Mendal was born on July 22, 1822 in a village named Heinzendorf near Brunn in Austria, now Brno in Czechoslovakia. He was the second son of his father. His father was a successful farmer and fruit grower too. His ancestry was a mixture of German and Czech. He graduated in 1840 and was admitted to the Augustinian monastery at Brunn in 1843. Mendel became a monk in 1847 in the age of twenty five.
In 1851, he was sent to the University of Vienna by the monastery authorities where he studied mathematics, physics and philosophy for two years, 1851-1853. Yet Mendal was diligent and sincere student but he did not do well in his studies, specially in mathematics and physics.
After completing his studies, he returned to Brunn in 1854 where he began his carrier as a temporary science teacher for fourteen years. His teaching subject was Physics and Natural History. He utilized his leisure time for conducting experiments on plant hybridization. It is said that his interest in evolution and origin of species was instrumental in directing his line of research.
When he was doing research, Mendel became a thorough student of Darwin’s work. He did not accept Darwin’s theories as adequate even though he was not opposed to evolution. Mendel carried on original experiments for seven years upon garden pea plant (Pisum sativum) in small kitchen garden of his house with the help of his own resources.
The results which he obtained with peas (Pisum sativum) were sent to his teacher Carlvon Nageli for perusal but he failed to appreciate the importance of Mendel’s work.
Later he presented his findings before the Natural History Society of Brunn at two of its mettings on February 8 and March 8, 1865. This paper, entitled “Expts. in plant Hybridization” was presented in German language and was published in annual proceedings of the Society in 1866.
The proceedings were distributed to more than one hundred twenty (120) other Societies, Universities and Academics in different countries. Unfortunately his work was not recognized during his life time. He died in 1884 unrecognized and bitterly disappointed. His great contribution to genetics was not brought to light till 1900.
His line of work was later discovered by three botanists named de Vries of Holland, Von Tshermak of Austria and Correns of Germany.

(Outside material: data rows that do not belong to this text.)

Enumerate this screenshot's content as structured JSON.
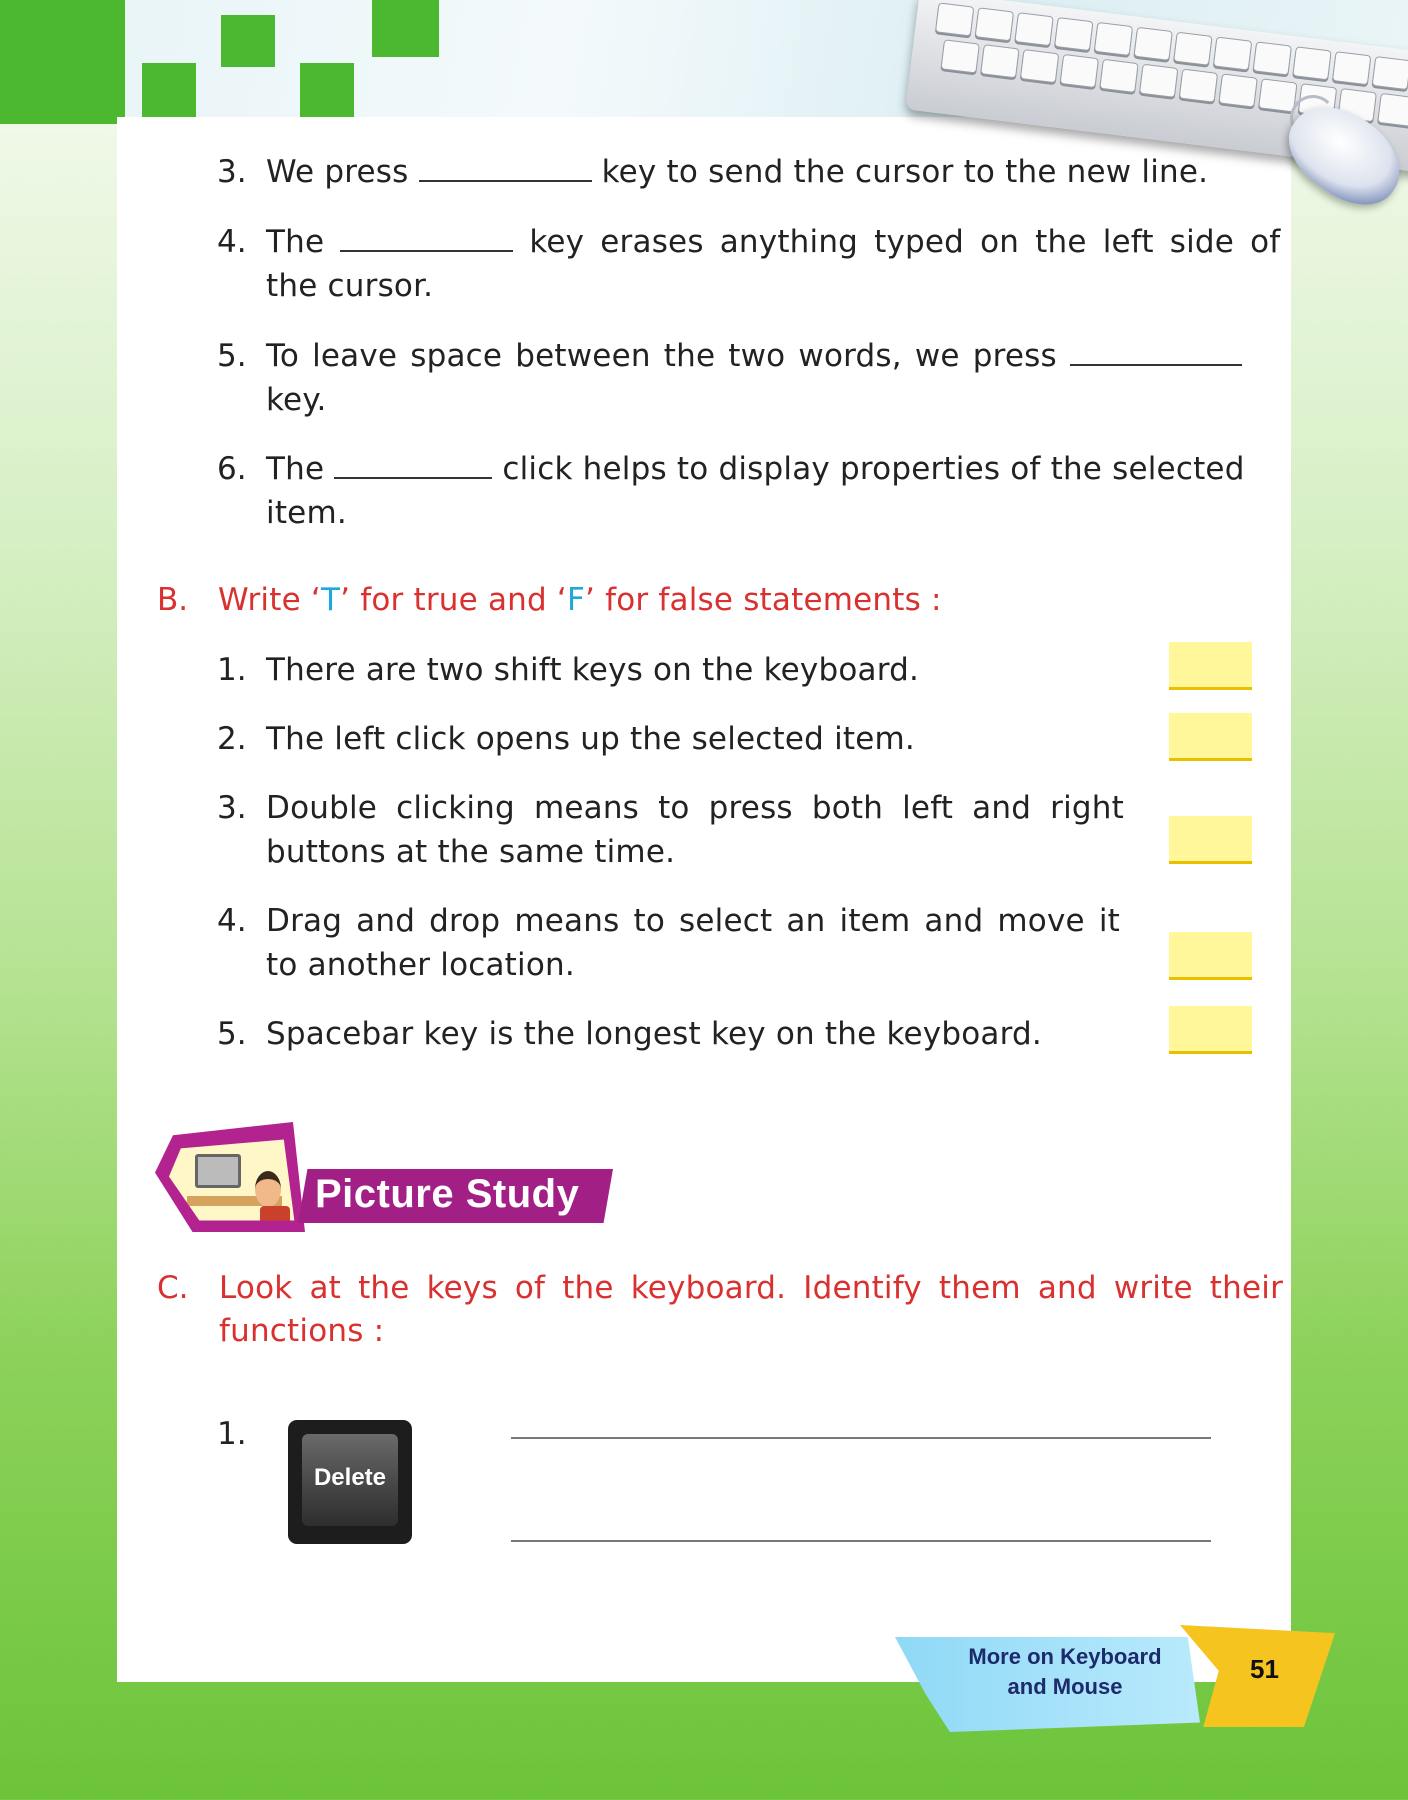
{
  "section_a_items": [
    {
      "number": "3.",
      "before": "We press ",
      "after": " key to send the cursor to the new line."
    },
    {
      "number": "4.",
      "before": "The ",
      "after": " key erases anything typed on the left side of",
      "cont": "the cursor."
    },
    {
      "number": "5.",
      "before": "To leave space between the two words, we press ",
      "after": "",
      "cont": "key."
    },
    {
      "number": "6.",
      "before": "The ",
      "after": " click helps to display properties of the selected",
      "cont": "item."
    }
  ],
  "section_b": {
    "letter": "B.",
    "heading_part1": "Write ‘",
    "heading_t": "T",
    "heading_part2": "’ for true and ‘",
    "heading_f": "F",
    "heading_part3": "’ for false statements :",
    "items": [
      {
        "number": "1.",
        "line1": "There are two shift keys on the keyboard."
      },
      {
        "number": "2.",
        "line1": "The left click opens up the selected item."
      },
      {
        "number": "3.",
        "line1": "Double clicking means to press both left and right",
        "line2": "buttons at the same time."
      },
      {
        "number": "4.",
        "line1": "Drag and drop means to select an item and move it",
        "line2": "to another location."
      },
      {
        "number": "5.",
        "line1": "Spacebar key is the longest key on the keyboard."
      }
    ]
  },
  "picture_study": {
    "title": "Picture  Study"
  },
  "section_c": {
    "letter": "C.",
    "line1": "Look at the keys of the keyboard. Identify them and write their",
    "line2": "functions :",
    "item_number": "1.",
    "key_label": "Delete"
  },
  "footer": {
    "chapter_line1": "More on Keyboard",
    "chapter_line2": "and Mouse",
    "page_number": "51"
  },
  "colors": {
    "heading_red": "#d8312f",
    "tf_blue": "#1fa8dd",
    "answer_box": "#fff79a",
    "brand_green": "#4cb82f"
  }
}
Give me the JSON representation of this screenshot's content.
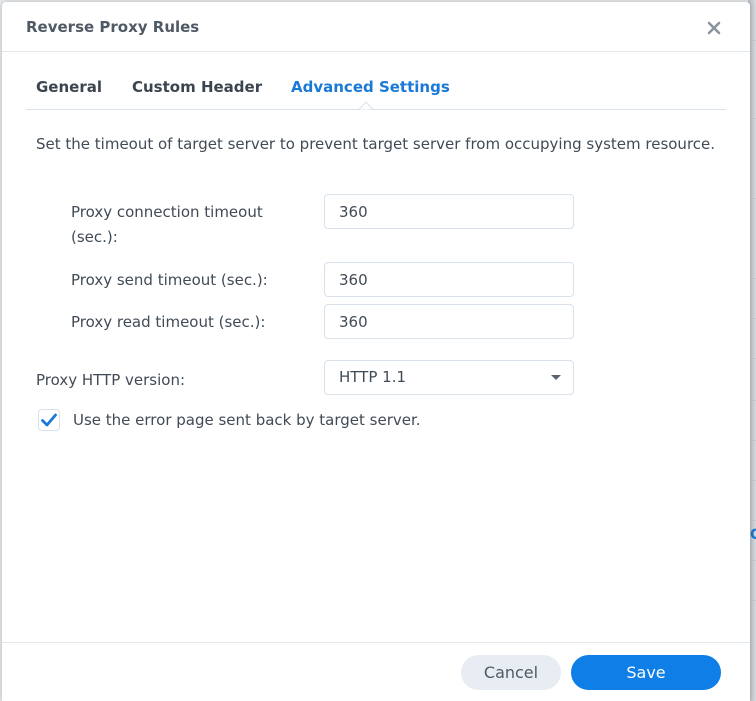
{
  "dialog": {
    "title": "Reverse Proxy Rules",
    "close_icon": "close-icon"
  },
  "tabs": [
    {
      "label": "General",
      "active": false
    },
    {
      "label": "Custom Header",
      "active": false
    },
    {
      "label": "Advanced Settings",
      "active": true
    }
  ],
  "content": {
    "description": "Set the timeout of target server to prevent target server from occupying system resource.",
    "fields": {
      "connection_timeout": {
        "label_line1": "Proxy connection timeout",
        "label_line2": "(sec.):",
        "value": "360"
      },
      "send_timeout": {
        "label": "Proxy send timeout (sec.):",
        "value": "360"
      },
      "read_timeout": {
        "label": "Proxy read timeout (sec.):",
        "value": "360"
      },
      "http_version": {
        "label": "Proxy HTTP version:",
        "selected": "HTTP 1.1"
      }
    },
    "error_page_checkbox": {
      "label": "Use the error page sent back by target server.",
      "checked": true
    }
  },
  "footer": {
    "cancel_label": "Cancel",
    "save_label": "Save"
  },
  "colors": {
    "accent": "#0f7ee6",
    "active_tab": "#1a79d6",
    "text": "#414b55",
    "cancel_bg": "#e8edf3"
  }
}
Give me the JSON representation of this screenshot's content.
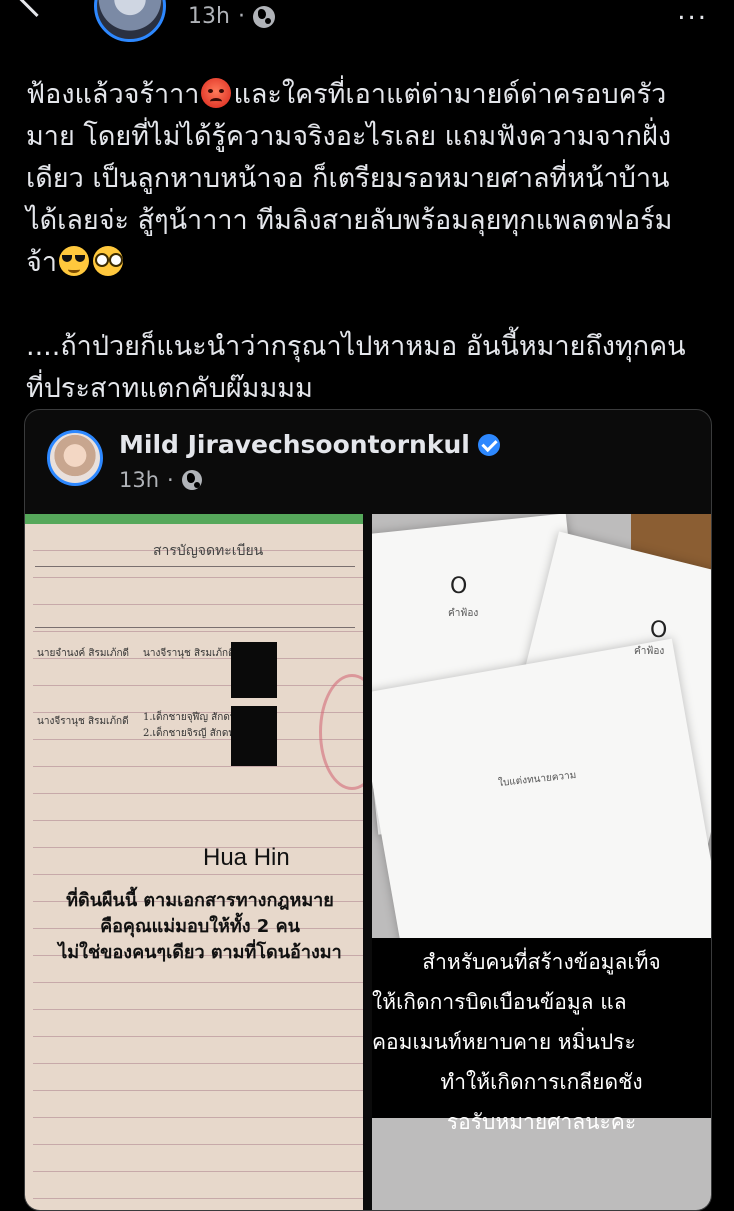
{
  "header": {
    "time": "13h",
    "separator": "·",
    "more_label": "..."
  },
  "post": {
    "line1": "ฟ้องแล้วจร้าาา",
    "line1b": "และใครที่เอาแต่ด่ามายด์ด่าครอบครัว",
    "line2": "มาย โดยที่ไม่ได้รู้ความจริงอะไรเลย แถมฟังความจากฝั่ง",
    "line3": "เดียว เป็นลูกหาบหน้าจอ ก็เตรียมรอหมายศาลที่หน้าบ้าน",
    "line4": "ได้เลยจ่ะ สู้ๆน้าาาา ทีมลิงสายลับพร้อมลุยทุกแพลตฟอร์ม",
    "line5": "จ้า",
    "line6": "....ถ้าป่วยก็แนะนำว่ากรุณาไปหาหมอ อันนี้หมายถึงทุกคน",
    "line7": "ที่ประสาทแตกคับผ๊มมมม"
  },
  "emoji": {
    "angry": "angry-face-emoji",
    "cool": "sunglasses-face-emoji",
    "nerd": "nerd-face-emoji"
  },
  "shared_post": {
    "author": "Mild Jiravechsoontornkul",
    "time": "13h",
    "separator": "·"
  },
  "left_photo": {
    "doc_title": "สารบัญจดทะเบียน",
    "row1_a": "นายจำนงค์ สิรมเภ้กดี",
    "row1_b": "นางจีรานุช สิรมเภ้กดี",
    "row2_a": "นางจีรานุช สิรมเภ้กดี",
    "row2_b1": "1.เด็กชายจุฬีญ สักดท",
    "row2_b2": "2.เด็กชายจิรญี สักดท",
    "location": "Hua Hin",
    "overlay1": "ที่ดินผืนนี้ ตามเอกสารทางกฎหมาย",
    "overlay2": "คือคุณแม่มอบให้ทั้ง 2 คน",
    "overlay3": "ไม่ใช่ของคนๆเดียว ตามที่โดนอ้างมา"
  },
  "right_photo": {
    "doc1": "คำฟ้อง",
    "doc2": "คำฟ้อง",
    "doc3": "ใบแต่งทนายความ",
    "caption1": "สำหรับคนที่สร้างข้อมูลเท็จ",
    "caption2": "ให้เกิดการบิดเบือนข้อมูล แล",
    "caption3": "คอมเมนท์หยาบคาย หมิ่นประ",
    "caption4": "ทำให้เกิดการเกลียดชัง",
    "caption5": "รอรับหมายศาลนะคะ"
  }
}
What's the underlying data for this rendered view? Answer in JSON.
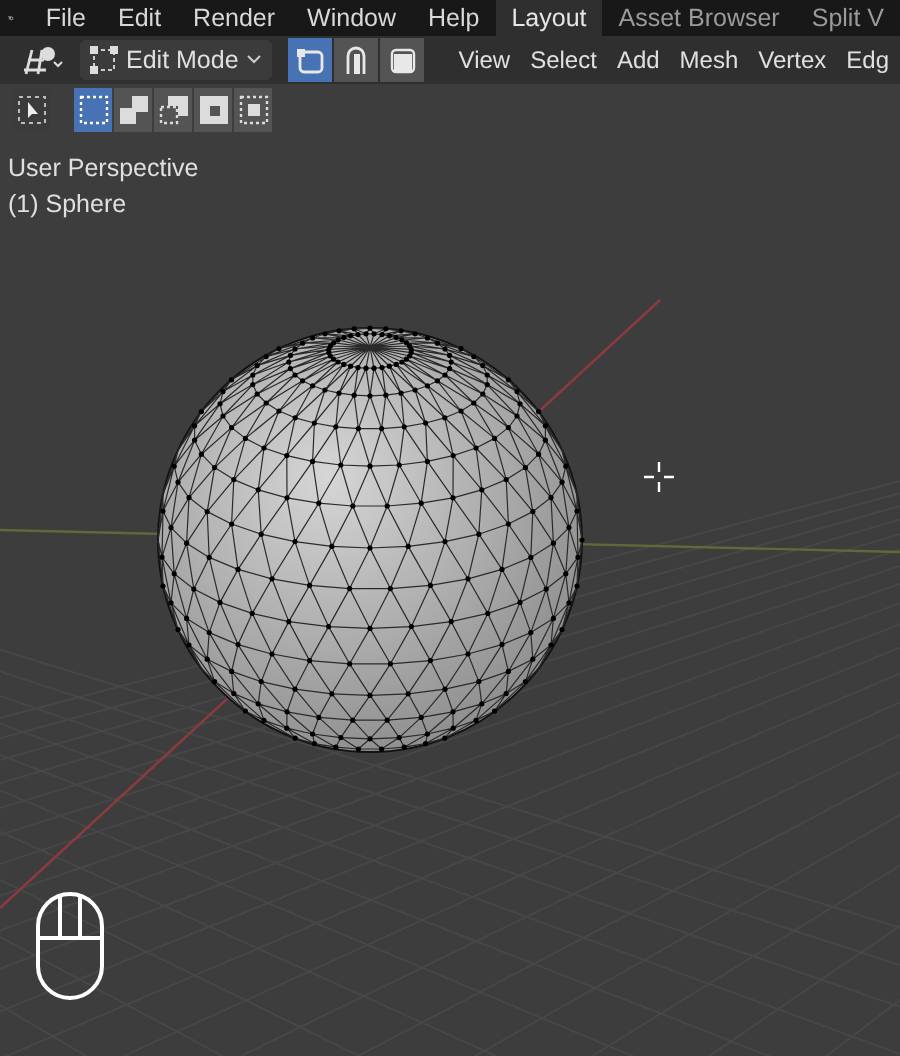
{
  "menubar": {
    "menus": [
      "File",
      "Edit",
      "Render",
      "Window",
      "Help"
    ]
  },
  "workspace_tabs": [
    {
      "label": "Layout",
      "selected": true
    },
    {
      "label": "Asset Browser",
      "selected": false
    },
    {
      "label": "Split V",
      "selected": false
    }
  ],
  "header": {
    "mode": "Edit Mode",
    "select_modes": [
      {
        "kind": "vertex",
        "selected": true
      },
      {
        "kind": "edge",
        "selected": false
      },
      {
        "kind": "face",
        "selected": false
      }
    ],
    "menus": [
      "View",
      "Select",
      "Add",
      "Mesh",
      "Vertex",
      "Edg"
    ]
  },
  "toolbar": {
    "select_box_modes": [
      {
        "kind": "new",
        "selected": true
      },
      {
        "kind": "extend",
        "selected": false
      },
      {
        "kind": "subtract",
        "selected": false
      },
      {
        "kind": "difference",
        "selected": false
      },
      {
        "kind": "intersect",
        "selected": false
      }
    ]
  },
  "viewport": {
    "view_name": "User Perspective",
    "object_name": "(1) Sphere"
  }
}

They realised that because Mendel’s results were published nearly thirty four years ago before their own work, so they named these principles of heredity after him.
In later years, Mendel performed experiments with bees and rajma plant (Phaseolus vulgaris) and on climatology but gradually he became more and more involved with the monastery administration, of which he became abbot in 1868.
Mendel’s principles were applied to plants as well as animals by Bateson in England, Cuenot from France and Castle from U.S.A. Castle has stated:
“Mendel has an analytical mind of first order which enabled him to plan and carry through successfully the most original and instructive series of studies in heredity ever executed.”
In view of the above, genetics may be defined as the science which deals with the organisation, transmission, structure and function of genes and origin of variation in them.